Human: The brain

Last Thursday, I attended a talk on the rise of artificial intelligence (AI) by Matthias Scheutz, professor of computer science and director of the Human-Robot Interaction Lab at Tufts. Towards the end of the talk, someone asked Professor Scheutz whether he thought there would ever be a point at which AI can replicate human thinking, to which […]

Weidner’s Words: Free rein of college coaches

The chairman of the Maryland University Board of Regents, James T. Brady, stepped down early on Thursday, following immense criticism from students, fans, politicians and players regarding the board’s original decision to retain head football coach DJ Durkin. Durkin came under scrutiny following the death of 19-year-old team member Jordan McNair, who was hospitalized after […]

Out on the Town: The Adams National Historical Park

Boston has very close ties to colonial and revolutionary history, as well as a host of institutions dedicated to its preservation. For a notable example, the various homes where former presidents John Adams and John Quincy Adams lived are still standing in Quincy, Mass. The Adams National Historical Park, which maintains the homes, offers very informative guided tours […]

Anita’s Angle: Climate activism, collective action

After the U.N.’s Intergovernmental Panel on Climate Change (IPCC) report on Oct. 8 — the fifth of its kind — we may be finally realizing the gravity of climate change. We have 12 years to limit devastating global warming, and as Vox explains, “we either invest now to clamp down on greenhouse gases, or we pay […]

Pretty Lawns and Gardens: The necessary response to ecological crime

The U.S. Department of the Interior protects vast tracts of land across the United States, preserving the pristine beauty of the North American continent for generations to come. Sort of. Only 28 percent of the land in our country is federally owned, and when it comes to protecting the rest of our nation’s beauty, our government often falls […]

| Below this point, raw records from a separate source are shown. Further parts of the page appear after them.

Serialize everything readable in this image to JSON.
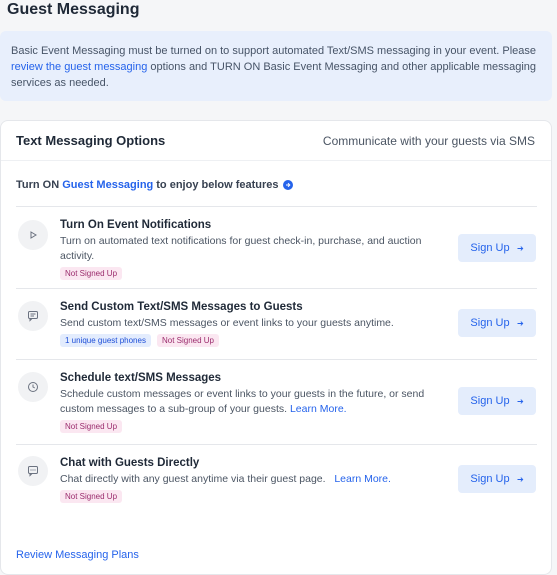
{
  "page": {
    "title": "Guest Messaging"
  },
  "notice": {
    "text_before": "Basic Event Messaging must be turned on to support automated Text/SMS messaging in your event. Please ",
    "link": "review the guest messaging",
    "text_after": " options and TURN ON Basic Event Messaging and other applicable messaging services as needed."
  },
  "card": {
    "title": "Text Messaging Options",
    "subtitle": "Communicate with your guests via SMS",
    "turn_on": {
      "prefix": "Turn ON",
      "link": "Guest Messaging",
      "suffix": "to enjoy below features"
    },
    "options": [
      {
        "icon": "play-icon",
        "title": "Turn On Event Notifications",
        "desc": "Turn on automated text notifications for guest check-in, purchase, and auction activity.",
        "link": "",
        "badges": [
          {
            "text": "Not Signed Up",
            "kind": "status"
          }
        ],
        "button": "Sign Up"
      },
      {
        "icon": "message-icon",
        "title": "Send Custom Text/SMS Messages to Guests",
        "desc": "Send custom text/SMS messages or event links to your guests anytime.",
        "link": "",
        "badges": [
          {
            "text": "1 unique guest phones",
            "kind": "info"
          },
          {
            "text": "Not Signed Up",
            "kind": "status"
          }
        ],
        "button": "Sign Up"
      },
      {
        "icon": "clock-icon",
        "title": "Schedule text/SMS Messages",
        "desc": "Schedule custom messages or event links to your guests in the future, or send custom messages to a sub-group of your guests.",
        "link": "Learn More.",
        "badges": [
          {
            "text": "Not Signed Up",
            "kind": "status"
          }
        ],
        "button": "Sign Up"
      },
      {
        "icon": "chat-icon",
        "title": "Chat with Guests Directly",
        "desc": "Chat directly with any guest anytime via their guest page.",
        "link": "Learn More.",
        "badges": [
          {
            "text": "Not Signed Up",
            "kind": "status"
          }
        ],
        "button": "Sign Up"
      }
    ],
    "footer_link": "Review Messaging Plans"
  },
  "colors": {
    "accent": "#2563eb",
    "notice_bg": "#e8effc",
    "badge_status_bg": "#fbe7f1",
    "badge_info_bg": "#e3ecfd"
  }
}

The Coin Toss: NFL Week 9

Welcome to The Coin Toss, where I make bold predictions about your favorite professional sports. Nothing to recap from last week, as I made some NBA award predictions. This week, we’ll get back to football for the NFL’s week nine. Let’s do it… Saints take down undefeated Rams The Rams escaped with a win last […]

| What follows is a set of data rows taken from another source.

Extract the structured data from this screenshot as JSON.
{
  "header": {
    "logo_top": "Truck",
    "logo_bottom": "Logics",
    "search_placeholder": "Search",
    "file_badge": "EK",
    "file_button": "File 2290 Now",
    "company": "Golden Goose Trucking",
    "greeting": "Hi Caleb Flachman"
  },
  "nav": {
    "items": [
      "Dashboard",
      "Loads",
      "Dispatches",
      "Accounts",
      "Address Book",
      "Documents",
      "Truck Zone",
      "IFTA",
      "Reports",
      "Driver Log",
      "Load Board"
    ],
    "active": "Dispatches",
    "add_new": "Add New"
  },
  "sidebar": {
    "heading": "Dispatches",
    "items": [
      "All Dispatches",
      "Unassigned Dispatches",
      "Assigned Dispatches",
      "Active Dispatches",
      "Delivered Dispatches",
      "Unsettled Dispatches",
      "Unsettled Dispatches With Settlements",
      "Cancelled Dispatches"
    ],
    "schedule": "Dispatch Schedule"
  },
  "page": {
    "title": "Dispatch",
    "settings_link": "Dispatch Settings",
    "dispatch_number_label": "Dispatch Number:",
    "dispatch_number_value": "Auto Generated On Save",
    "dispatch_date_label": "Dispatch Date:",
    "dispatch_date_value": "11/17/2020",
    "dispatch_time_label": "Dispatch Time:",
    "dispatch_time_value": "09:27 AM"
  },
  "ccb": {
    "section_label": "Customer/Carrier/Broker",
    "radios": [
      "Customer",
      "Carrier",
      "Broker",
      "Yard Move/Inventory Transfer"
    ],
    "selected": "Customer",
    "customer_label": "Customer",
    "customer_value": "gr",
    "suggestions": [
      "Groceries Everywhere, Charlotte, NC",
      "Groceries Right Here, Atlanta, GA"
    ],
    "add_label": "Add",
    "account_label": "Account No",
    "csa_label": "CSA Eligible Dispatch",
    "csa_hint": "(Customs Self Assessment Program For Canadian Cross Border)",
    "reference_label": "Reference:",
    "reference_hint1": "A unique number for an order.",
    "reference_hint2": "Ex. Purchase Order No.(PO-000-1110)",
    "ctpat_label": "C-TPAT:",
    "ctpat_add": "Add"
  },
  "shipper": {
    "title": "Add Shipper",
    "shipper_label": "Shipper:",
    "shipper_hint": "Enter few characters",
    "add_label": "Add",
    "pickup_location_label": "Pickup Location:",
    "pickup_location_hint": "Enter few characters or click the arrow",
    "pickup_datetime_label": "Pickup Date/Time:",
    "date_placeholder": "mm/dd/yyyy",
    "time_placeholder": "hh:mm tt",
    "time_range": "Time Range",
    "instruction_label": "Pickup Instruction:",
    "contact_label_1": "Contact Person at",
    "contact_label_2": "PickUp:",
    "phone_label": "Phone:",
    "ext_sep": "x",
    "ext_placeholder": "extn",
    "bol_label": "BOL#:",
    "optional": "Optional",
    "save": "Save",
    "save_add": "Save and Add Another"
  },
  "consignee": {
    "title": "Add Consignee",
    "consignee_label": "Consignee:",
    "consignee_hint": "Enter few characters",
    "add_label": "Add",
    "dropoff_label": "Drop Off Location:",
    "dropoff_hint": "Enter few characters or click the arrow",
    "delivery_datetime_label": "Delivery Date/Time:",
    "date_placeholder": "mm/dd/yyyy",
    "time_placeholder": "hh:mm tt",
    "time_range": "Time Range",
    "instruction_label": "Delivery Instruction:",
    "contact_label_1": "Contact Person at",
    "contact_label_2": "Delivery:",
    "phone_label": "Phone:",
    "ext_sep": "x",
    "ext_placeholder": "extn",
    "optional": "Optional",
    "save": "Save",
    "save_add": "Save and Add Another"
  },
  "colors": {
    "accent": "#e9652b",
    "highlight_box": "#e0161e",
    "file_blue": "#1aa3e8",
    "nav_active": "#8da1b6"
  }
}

Movie Theater Butter: In defense of the flawed women of ‘Sex and the City’

Okay, I’ll admit it. I love “Sex and the City” (1998–2004). Although “Sex and the City” was at one point immensely popular, garnering a viewership of 10.6 million people, mentioning that you chuckled at Samantha’s mishap with her attempt at at-home-hair-bleaching now brands you as a simpleton and threatens your seat at the feminist table. A […]

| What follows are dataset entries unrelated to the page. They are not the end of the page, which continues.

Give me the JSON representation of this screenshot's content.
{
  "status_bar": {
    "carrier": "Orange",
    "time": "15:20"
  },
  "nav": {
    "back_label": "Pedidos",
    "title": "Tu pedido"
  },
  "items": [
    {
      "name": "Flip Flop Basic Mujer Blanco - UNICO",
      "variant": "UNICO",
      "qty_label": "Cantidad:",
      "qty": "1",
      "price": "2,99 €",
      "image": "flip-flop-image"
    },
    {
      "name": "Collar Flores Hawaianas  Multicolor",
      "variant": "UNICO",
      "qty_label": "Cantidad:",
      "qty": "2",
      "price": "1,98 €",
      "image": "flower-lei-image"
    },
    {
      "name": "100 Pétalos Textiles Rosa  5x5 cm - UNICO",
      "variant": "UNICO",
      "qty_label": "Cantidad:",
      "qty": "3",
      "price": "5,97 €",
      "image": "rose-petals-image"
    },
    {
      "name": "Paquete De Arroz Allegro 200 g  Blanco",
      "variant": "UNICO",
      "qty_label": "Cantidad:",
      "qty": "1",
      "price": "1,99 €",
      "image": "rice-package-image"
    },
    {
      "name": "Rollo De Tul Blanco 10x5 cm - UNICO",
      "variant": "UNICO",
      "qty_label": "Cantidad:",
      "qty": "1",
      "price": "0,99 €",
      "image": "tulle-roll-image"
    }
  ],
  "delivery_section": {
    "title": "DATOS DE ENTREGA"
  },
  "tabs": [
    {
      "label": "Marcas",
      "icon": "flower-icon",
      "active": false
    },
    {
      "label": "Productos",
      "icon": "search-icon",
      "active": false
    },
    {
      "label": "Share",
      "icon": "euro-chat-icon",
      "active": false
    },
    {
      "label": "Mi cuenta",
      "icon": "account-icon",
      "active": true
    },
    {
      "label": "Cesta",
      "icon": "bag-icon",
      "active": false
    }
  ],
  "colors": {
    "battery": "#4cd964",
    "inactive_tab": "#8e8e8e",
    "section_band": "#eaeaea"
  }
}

El Centro: Major fashion

While some students at Tufts pursue a single major from the 70 options they can choose from, many are passionate about a multitude of things and decide to add a minor, double or triple major. At times, people with a single major without a minor feel compelled to say that they’re “just” a computer science […]

The Weekly Chirp: Parasitism

Put simply, babies are parasites. Don’t believe me? Just look at your own life. For your nine months as a fetus, you sat inside your mom literally doing nothing, not to mention the fact that you were connected to her via an umbilical cord siphoning away all her nutrients. Then you were finally born, but […]

Red Star: What socialists want

A specter is haunting America: the specter of socialism. All of the rulers of America have entered a holy alliance to exorcise this specter: Trump and his fascists, Chuck Schumer and the neoliberals, billionaire ideologues and FBI hacks. In the 2.5 years since Bernie Sanders’ candidacy reintroduced socialism to the American media, the socialist movement has grown dramatically. Socialists have ousted machine […]